- Bars and restaurants in the Sydney CBD will need to submit a development application to the City of Sydney Council to seek approval for extended trading to 2am. Approval will still be at Council’s discretion, with the process subject to trial periods to noise pollution and violent behaviour during these extended hours.
- Venues with an existing liquor license may be required to apply to Liquor and Gaming NSW to change their liquor license conditions or apply for a trading authorisation to allow for any extended licensed trading approved by Council.
As such, licensees will still need to consider the costs required to implement these changes. The repeal of Sydney’s lockout laws is overall however expected to deliver significant operational benefits to local businesses.
The repeals include 40 recommendations designed to enhance the vibrancy of Sydney’s nightlife and encourage a greater diversity of late-night options not based around alcohol. The NSW Government has until March 2020 to provide a response.

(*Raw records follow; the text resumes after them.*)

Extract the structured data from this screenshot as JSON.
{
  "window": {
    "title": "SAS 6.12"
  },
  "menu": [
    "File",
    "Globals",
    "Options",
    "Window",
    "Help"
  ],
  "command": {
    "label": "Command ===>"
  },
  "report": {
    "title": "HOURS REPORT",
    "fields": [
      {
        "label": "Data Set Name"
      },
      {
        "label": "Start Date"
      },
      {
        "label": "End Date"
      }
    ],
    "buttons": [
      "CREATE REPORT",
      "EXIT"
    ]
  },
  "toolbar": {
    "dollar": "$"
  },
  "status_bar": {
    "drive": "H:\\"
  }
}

The strong recommendations are partially in response to a weakening night-time economy, highlighted by the stagnating number of accommodation and food service businesses in the Sydney CBD (see Figure 1). A Deloitte Access Economics Report released earlier this year revealed that local Sydney CBD businesses are losing up to $16 billion per annum in economic activity (or a 37% decrease) as a result of current lockout laws enforced in 2014.
Figure 1 – Number of small accommodation food and service businesses in Sydney-Haymarket-The Rocks SA2, June 09 to June 18: pre-lockout projection and actual

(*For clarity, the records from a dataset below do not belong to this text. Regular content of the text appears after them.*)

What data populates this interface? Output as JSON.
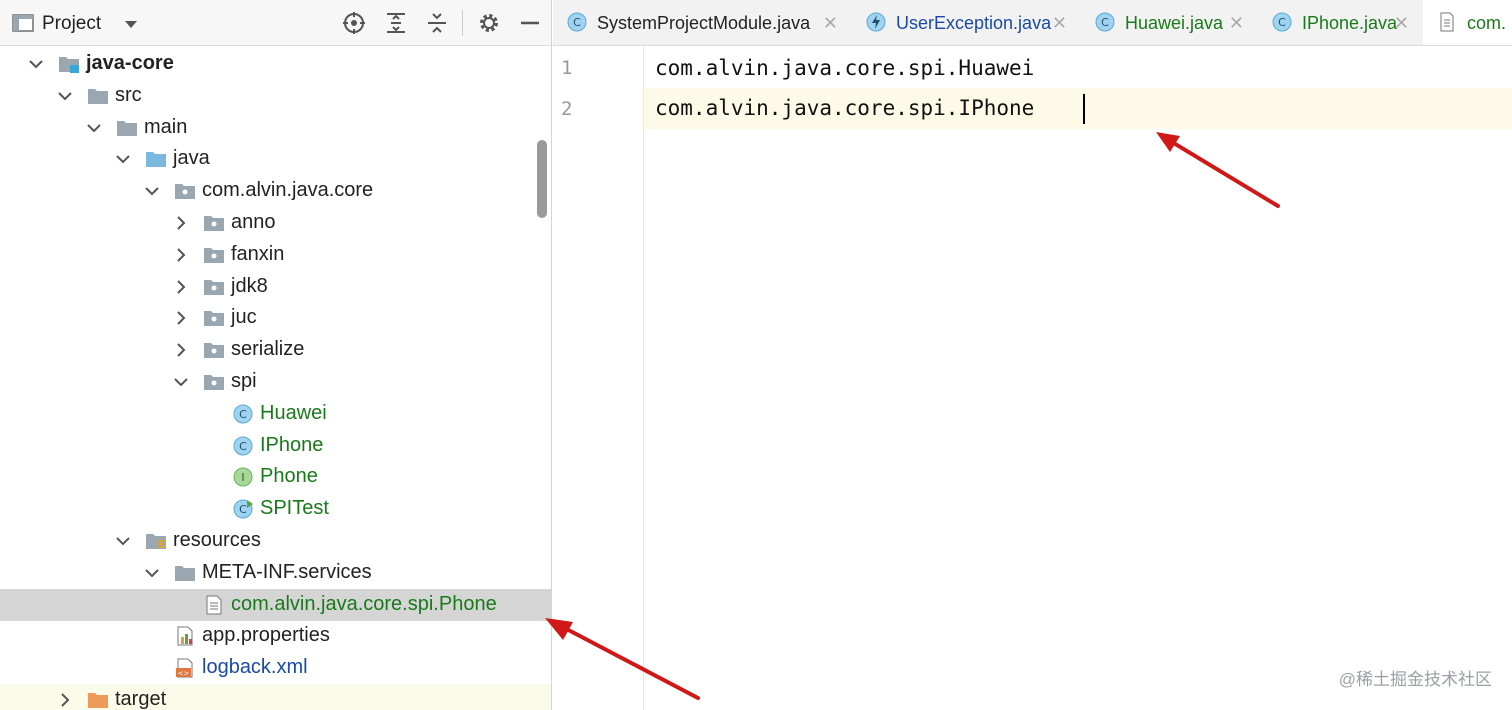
{
  "project": {
    "title": "Project",
    "tree": [
      {
        "label": "java-core",
        "style": "bold",
        "icon": "module-folder-icon",
        "arrow": "down"
      },
      {
        "label": "src",
        "style": "",
        "icon": "folder-icon",
        "arrow": "down"
      },
      {
        "label": "main",
        "style": "",
        "icon": "folder-icon",
        "arrow": "down"
      },
      {
        "label": "java",
        "style": "",
        "icon": "source-folder-icon",
        "arrow": "down"
      },
      {
        "label": "com.alvin.java.core",
        "style": "",
        "icon": "package-icon",
        "arrow": "down"
      },
      {
        "label": "anno",
        "style": "",
        "icon": "package-icon",
        "arrow": "right"
      },
      {
        "label": "fanxin",
        "style": "",
        "icon": "package-icon",
        "arrow": "right"
      },
      {
        "label": "jdk8",
        "style": "",
        "icon": "package-icon",
        "arrow": "right"
      },
      {
        "label": "juc",
        "style": "",
        "icon": "package-icon",
        "arrow": "right"
      },
      {
        "label": "serialize",
        "style": "",
        "icon": "package-icon",
        "arrow": "right"
      },
      {
        "label": "spi",
        "style": "",
        "icon": "package-icon",
        "arrow": "down"
      },
      {
        "label": "Huawei",
        "style": "green",
        "icon": "class-icon",
        "arrow": ""
      },
      {
        "label": "IPhone",
        "style": "green",
        "icon": "class-icon",
        "arrow": ""
      },
      {
        "label": "Phone",
        "style": "green",
        "icon": "interface-icon",
        "arrow": ""
      },
      {
        "label": "SPITest",
        "style": "green",
        "icon": "runnable-class-icon",
        "arrow": ""
      },
      {
        "label": "resources",
        "style": "",
        "icon": "resources-folder-icon",
        "arrow": "down"
      },
      {
        "label": "META-INF.services",
        "style": "",
        "icon": "folder-icon",
        "arrow": "down"
      },
      {
        "label": "com.alvin.java.core.spi.Phone",
        "style": "green",
        "icon": "text-file-icon",
        "arrow": ""
      },
      {
        "label": "app.properties",
        "style": "",
        "icon": "properties-file-icon",
        "arrow": ""
      },
      {
        "label": "logback.xml",
        "style": "blue",
        "icon": "xml-file-icon",
        "arrow": ""
      },
      {
        "label": "target",
        "style": "",
        "icon": "orange-folder-icon",
        "arrow": "right"
      }
    ]
  },
  "tabs": [
    {
      "label": "SystemProjectModule.java",
      "icon": "class-icon",
      "color": "#222222"
    },
    {
      "label": "UserException.java",
      "icon": "exception-icon",
      "color": "#1a4aa6"
    },
    {
      "label": "Huawei.java",
      "icon": "class-icon",
      "color": "#197a19"
    },
    {
      "label": "IPhone.java",
      "icon": "class-icon",
      "color": "#197a19"
    },
    {
      "label": "com.",
      "icon": "text-file-icon",
      "color": "#197a19"
    }
  ],
  "editor": {
    "line_numbers": [
      "1",
      "2"
    ],
    "lines": [
      "com.alvin.java.core.spi.Huawei",
      "com.alvin.java.core.spi.IPhone"
    ]
  },
  "watermark": "@稀土掘金技术社区"
}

Sourced from NSW Small Business Commission Sydney’s Night Time Economy (2019)
The recommendations to repeal a number of lockout laws will provide relief for hundreds of affected food and liquor venues across the Sydney CBD. Key recommendations include:
- Removal of liquor regulations: Some of the liquor regulation will be removed in the Sydney CBD, including Oxford Street. This includes removal of the 1:30am lockout, the 3am cease service, and some of the restrictions around what drinks can be sold after midnight. Current lockout laws are, however, proposed to remain within the Kings Cross Precinct.
- Amendments to small bar licenses: This will allow small bar licensees to operate a bar with an increased patron limit from 100 to 130 customers and extended standard operating hours under the license to 2am. Small bars are considered a generally low risk model that offers a variety of unique options for patrons, while in turn supporting a diverse night-time economy.
- Appointment of new Coordinator: This will involve the appointment of an overarching Coordinator by a central agency of government. In particular, the Coordinator will work with industries such as Liquor and Gaming NSW to advise on issues relating to the night-time strategy, licensing incentives and live music venues. This will ensure streamlined governance and avoid duplication of unnecessary processes for licensees.